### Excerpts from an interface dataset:
*** Block opens ***
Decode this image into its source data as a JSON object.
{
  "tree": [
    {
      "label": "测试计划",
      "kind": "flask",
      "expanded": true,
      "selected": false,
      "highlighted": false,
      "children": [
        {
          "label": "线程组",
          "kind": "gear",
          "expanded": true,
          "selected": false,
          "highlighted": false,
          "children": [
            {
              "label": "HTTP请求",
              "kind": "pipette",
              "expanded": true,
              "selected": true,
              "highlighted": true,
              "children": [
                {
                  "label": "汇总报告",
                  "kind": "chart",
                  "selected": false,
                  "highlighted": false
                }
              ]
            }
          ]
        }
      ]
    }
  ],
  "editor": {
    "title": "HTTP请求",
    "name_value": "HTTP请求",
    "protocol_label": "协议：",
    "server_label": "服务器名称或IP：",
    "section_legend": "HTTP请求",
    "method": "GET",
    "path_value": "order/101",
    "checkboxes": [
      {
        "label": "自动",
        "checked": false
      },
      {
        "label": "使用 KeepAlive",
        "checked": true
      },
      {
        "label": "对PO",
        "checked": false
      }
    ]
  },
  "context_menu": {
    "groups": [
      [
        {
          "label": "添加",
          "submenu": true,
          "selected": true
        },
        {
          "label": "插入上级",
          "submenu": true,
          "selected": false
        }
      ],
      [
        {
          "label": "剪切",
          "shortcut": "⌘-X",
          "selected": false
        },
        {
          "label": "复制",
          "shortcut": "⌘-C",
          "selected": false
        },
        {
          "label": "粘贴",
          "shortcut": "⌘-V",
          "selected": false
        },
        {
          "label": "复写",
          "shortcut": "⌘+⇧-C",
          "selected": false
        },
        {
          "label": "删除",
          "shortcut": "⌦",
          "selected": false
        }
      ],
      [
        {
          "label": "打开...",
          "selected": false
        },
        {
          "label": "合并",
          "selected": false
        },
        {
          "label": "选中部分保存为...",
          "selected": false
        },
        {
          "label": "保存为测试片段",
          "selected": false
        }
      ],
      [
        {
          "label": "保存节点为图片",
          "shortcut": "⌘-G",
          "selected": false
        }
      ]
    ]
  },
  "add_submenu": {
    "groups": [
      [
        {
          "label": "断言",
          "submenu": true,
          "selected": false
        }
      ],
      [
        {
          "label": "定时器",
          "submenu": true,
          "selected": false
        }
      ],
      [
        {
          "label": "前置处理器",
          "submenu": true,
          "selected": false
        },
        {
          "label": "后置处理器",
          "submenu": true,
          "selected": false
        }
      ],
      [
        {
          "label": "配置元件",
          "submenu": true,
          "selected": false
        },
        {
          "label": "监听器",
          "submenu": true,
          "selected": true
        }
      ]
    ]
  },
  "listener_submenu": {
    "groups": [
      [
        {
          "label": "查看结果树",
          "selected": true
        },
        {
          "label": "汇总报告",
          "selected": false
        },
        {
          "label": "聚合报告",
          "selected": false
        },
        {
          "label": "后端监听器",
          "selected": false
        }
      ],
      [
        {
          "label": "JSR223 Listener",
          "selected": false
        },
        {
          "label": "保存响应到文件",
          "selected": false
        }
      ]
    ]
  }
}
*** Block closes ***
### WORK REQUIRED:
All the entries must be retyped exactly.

### EXERCISE RESULT:
Decode this image into its source data as a JSON object.
{
  "tree": [
    {
      "label": "测试计划",
      "kind": "flask",
      "expanded": true,
      "selected": false,
      "highlighted": false,
      "children": [
        {
          "label": "线程组",
          "kind": "gear",
          "expanded": true,
          "selected": false,
          "highlighted": false,
          "children": [
            {
              "label": "HTTP请求",
              "kind": "pipette",
              "expanded": true,
              "selected": true,
              "highlighted": true,
              "children": [
                {
                  "label": "汇总报告",
                  "kind": "chart",
                  "selected": false,
                  "highlighted": false
                }
              ]
            }
          ]
        }
      ]
    }
  ],
  "editor": {
    "title": "HTTP请求",
    "name_value": "HTTP请求",
    "protocol_label": "协议：",
    "server_label": "服务器名称或IP：",
    "section_legend": "HTTP请求",
    "method": "GET",
    "path_value": "order/101",
    "checkboxes": [
      {
        "label": "自动",
        "checked": false
      },
      {
        "label": "使用 KeepAlive",
        "checked": true
      },
      {
        "label": "对PO",
        "checked": false
      }
    ]
  },
  "context_menu": {
    "groups": [
      [
        {
          "label": "添加",
          "submenu": true,
          "selected": true
        },
        {
          "label": "插入上级",
          "submenu": true,
          "selected": false
        }
      ],
      [
        {
          "label": "剪切",
          "shortcut": "⌘-X",
          "selected": false
        },
        {
          "label": "复制",
          "shortcut": "⌘-C",
          "selected": false
        },
        {
          "label": "粘贴",
          "shortcut": "⌘-V",
          "selected": false
        },
        {
          "label": "复写",
          "shortcut": "⌘+⇧-C",
          "selected": false
        },
        {
          "label": "删除",
          "shortcut": "⌦",
          "selected": false
        }
      ],
      [
        {
          "label": "打开...",
          "selected": false
        },
        {
          "label": "合并",
          "selected": false
        },
        {
          "label": "选中部分保存为...",
          "selected": false
        },
        {
          "label": "保存为测试片段",
          "selected": false
        }
      ],
      [
        {
          "label": "保存节点为图片",
          "shortcut": "⌘-G",
          "selected": false
        }
      ]
    ]
  },
  "add_submenu": {
    "groups": [
      [
        {
          "label": "断言",
          "submenu": true,
          "selected": false
        }
      ],
      [
        {
          "label": "定时器",
          "submenu": true,
          "selected": false
        }
      ],
      [
        {
          "label": "前置处理器",
          "submenu": true,
          "selected": false
        },
        {
          "label": "后置处理器",
          "submenu": true,
          "selected": false
        }
      ],
      [
        {
          "label": "配置元件",
          "submenu": true,
          "selected": false
        },
        {
          "label": "监听器",
          "submenu": true,
          "selected": true
        }
      ]
    ]
  },
  "listener_submenu": {
    "groups": [
      [
        {
          "label": "查看结果树",
          "selected": true
        },
        {
          "label": "汇总报告",
          "selected": false
        },
        {
          "label": "聚合报告",
          "selected": false
        },
        {
          "label": "后端监听器",
          "selected": false
        }
      ],
      [
        {
          "label": "JSR223 Listener",
          "selected": false
        },
        {
          "label": "保存响应到文件",
          "selected": false
        }
      ]
    ]
  }
}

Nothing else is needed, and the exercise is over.